“Warnings” is a Major Breakthrough for I Break Horses

While recently writing my albums of the decade list, my mind started connecting the dots between the records I enjoyed the most in the last ten years. A common link between many was that they sounded ambitious and vast, yet still maintained a sense of personality and intimacy. Albums like Tamaryn’s The Waves, Angel Olsen’s All Mirrors, and Bjork’s Vulnicura were three just from the top ten that came to mind as fitting into this framework. They all succeeded at scratching the itch I have for big, dramatic sounds, but also my desire to hear music that reflects an individual with distinct charisma, which tends to be my primary focus in the medium.

Warnings, the latest album by I Break Horses (the recording project of Swedish singer/songwriter Maria Linden), is a strong entrant into this class of album. Its release comes after a six-year hiatus since 2014’s Chiaroscuro; in the last year, I had coincidentally been revisiting her earlier music and wondering what happened to her, assuming the project had just ended without much fanfare. Her 2011 debut, Hearts, was the archetypical early 2010s electronic dream pop album that was very listenable, glossy, and chill, but didn’t have enough personality or originality to be more than a collection of solidly crafted, kind of forgettable pop songs. Warnings is a much more ambitious release that also feels personal and distinct, which is what makes it such a satisfying breakthrough.

The difference in Linden’s approach is obvious from the first song, “Turn,” which dispenses with typical pop lengths and breathes freely over the course of nine minutes, which are built around a repeated arpeggio and dense rhythms. The lyrics describe a tumultuous relationship that changes over time, so the song has a reason to go this long as it conveys her shifting emotions. The words don’t exactly jump off the page if you just read them, but they’re elevated by the whole sumptuous atmosphere the song creates, as well as Linden’s voice, which remains the biggest strength of her work. Beyond just the subjective “she sounds great” aspect, there is a sincerity in her delivery, and she can range from delivering soaring choruses to the quiet parts of this song that give it a sense of solitude and intimacy.

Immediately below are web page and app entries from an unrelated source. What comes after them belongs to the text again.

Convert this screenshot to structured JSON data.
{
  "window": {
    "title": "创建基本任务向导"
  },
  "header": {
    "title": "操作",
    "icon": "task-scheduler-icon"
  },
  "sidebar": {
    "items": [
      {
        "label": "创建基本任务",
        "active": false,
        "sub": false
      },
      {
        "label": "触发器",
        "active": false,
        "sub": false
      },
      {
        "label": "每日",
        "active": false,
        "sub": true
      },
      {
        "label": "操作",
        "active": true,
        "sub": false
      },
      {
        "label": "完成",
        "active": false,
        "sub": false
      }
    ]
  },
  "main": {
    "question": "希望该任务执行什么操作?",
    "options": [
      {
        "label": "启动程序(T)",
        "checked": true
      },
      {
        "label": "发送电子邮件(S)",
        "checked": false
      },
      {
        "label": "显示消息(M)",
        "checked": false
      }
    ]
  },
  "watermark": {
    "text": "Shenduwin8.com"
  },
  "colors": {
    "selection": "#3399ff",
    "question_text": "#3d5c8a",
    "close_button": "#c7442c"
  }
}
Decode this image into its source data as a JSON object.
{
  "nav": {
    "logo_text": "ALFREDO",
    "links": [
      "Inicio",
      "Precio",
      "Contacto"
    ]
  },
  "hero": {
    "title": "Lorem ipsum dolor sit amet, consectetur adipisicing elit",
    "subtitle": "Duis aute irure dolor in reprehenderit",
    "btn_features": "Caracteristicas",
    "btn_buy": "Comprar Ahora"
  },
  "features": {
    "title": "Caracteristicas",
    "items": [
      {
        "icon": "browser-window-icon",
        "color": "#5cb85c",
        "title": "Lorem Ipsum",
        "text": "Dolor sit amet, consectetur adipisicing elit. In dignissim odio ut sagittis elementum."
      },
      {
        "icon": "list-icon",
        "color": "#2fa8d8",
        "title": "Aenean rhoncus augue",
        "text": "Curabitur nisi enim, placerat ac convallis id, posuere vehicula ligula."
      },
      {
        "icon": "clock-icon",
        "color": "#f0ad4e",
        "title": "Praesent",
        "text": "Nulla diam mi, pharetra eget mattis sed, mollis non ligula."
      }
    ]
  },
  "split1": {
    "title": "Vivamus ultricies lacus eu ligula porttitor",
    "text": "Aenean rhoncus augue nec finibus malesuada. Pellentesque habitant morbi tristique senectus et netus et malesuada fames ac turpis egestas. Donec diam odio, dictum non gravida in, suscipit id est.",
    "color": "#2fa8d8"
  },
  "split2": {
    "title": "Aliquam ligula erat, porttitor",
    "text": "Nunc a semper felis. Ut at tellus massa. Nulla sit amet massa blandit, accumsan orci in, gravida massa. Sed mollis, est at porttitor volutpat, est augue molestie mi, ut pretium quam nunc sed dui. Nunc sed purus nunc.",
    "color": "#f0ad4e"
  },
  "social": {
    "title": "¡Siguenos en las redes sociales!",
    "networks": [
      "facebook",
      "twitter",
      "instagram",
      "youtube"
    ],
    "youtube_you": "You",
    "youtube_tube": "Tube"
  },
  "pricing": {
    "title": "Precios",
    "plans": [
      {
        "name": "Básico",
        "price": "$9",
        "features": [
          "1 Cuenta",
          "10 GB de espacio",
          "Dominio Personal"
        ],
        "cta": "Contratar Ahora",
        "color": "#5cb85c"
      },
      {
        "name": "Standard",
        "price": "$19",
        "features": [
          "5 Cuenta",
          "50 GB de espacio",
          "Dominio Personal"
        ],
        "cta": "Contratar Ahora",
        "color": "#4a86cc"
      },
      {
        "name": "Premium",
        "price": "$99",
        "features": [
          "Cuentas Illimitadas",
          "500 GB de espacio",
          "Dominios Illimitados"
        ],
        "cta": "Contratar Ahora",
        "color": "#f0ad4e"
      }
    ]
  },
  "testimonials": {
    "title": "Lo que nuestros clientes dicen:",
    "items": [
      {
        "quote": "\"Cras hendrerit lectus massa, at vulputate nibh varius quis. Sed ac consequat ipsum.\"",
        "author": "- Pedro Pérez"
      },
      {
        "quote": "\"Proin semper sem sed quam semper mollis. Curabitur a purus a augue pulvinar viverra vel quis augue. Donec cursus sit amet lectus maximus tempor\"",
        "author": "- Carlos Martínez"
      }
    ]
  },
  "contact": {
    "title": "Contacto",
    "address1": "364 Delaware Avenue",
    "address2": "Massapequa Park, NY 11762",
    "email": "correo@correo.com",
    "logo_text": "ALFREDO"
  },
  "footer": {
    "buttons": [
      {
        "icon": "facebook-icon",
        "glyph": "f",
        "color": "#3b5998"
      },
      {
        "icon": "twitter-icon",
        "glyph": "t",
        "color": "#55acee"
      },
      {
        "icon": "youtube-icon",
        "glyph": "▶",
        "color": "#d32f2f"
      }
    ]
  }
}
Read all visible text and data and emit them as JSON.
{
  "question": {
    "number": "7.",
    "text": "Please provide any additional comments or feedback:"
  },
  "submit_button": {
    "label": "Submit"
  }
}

The release of Warnings was prefaced by a stellar run of singles that guaranteed I was going to love this album way more than anyone else who wastes time writing about music. “Death Engine” is in a similar vein to “Turn,” in that it uses length and space to tell a dramatic story about suicide and loss. “I’ll Be the Death of You,” “Neon Lights,” and “The Prophet” are pop songs from Linden’s old playbook, with earworm melodies, smooth production, and more straight-forward lyrics about relationships. But even those more traditional songs show further self-assuredness with her craft. They all take their time and the focus continues to be more on Linden expressing herself with her voice than just on cultivating a cool aesthetic. The album also sprinkles in some short ambient mood pieces, which help break up the pop songs while showing different sides of Linden’s creativity. The only real misfire on the album is the last track, “Depression Tourist,” and even that has less to do with the craft and more to do with me being a cranky music boomer about autotune. I will never understand why someone who has talent like Linden’s would mangle their voice with that sort of gimmickry, and it feels out of step with the rest of the album’s organic, soulful vibe.

That’s a small complaint when the rest of the album gives the listener so much, and it’s also a natural side effect of the ambition that makes the other songs so memorable. When announcing her new album after such a long break, Linden vowed that she wanted “to create the most intimate and sincere songs I felt I had in me.” Warnings delivers on that promise, and she didn’t have to trade off any of what made her previous music so appealing to get there. This album’s sound and its depth are on a different level, and few recent albums have had this combination of evocative singing and songwriting with addictive pop hooks.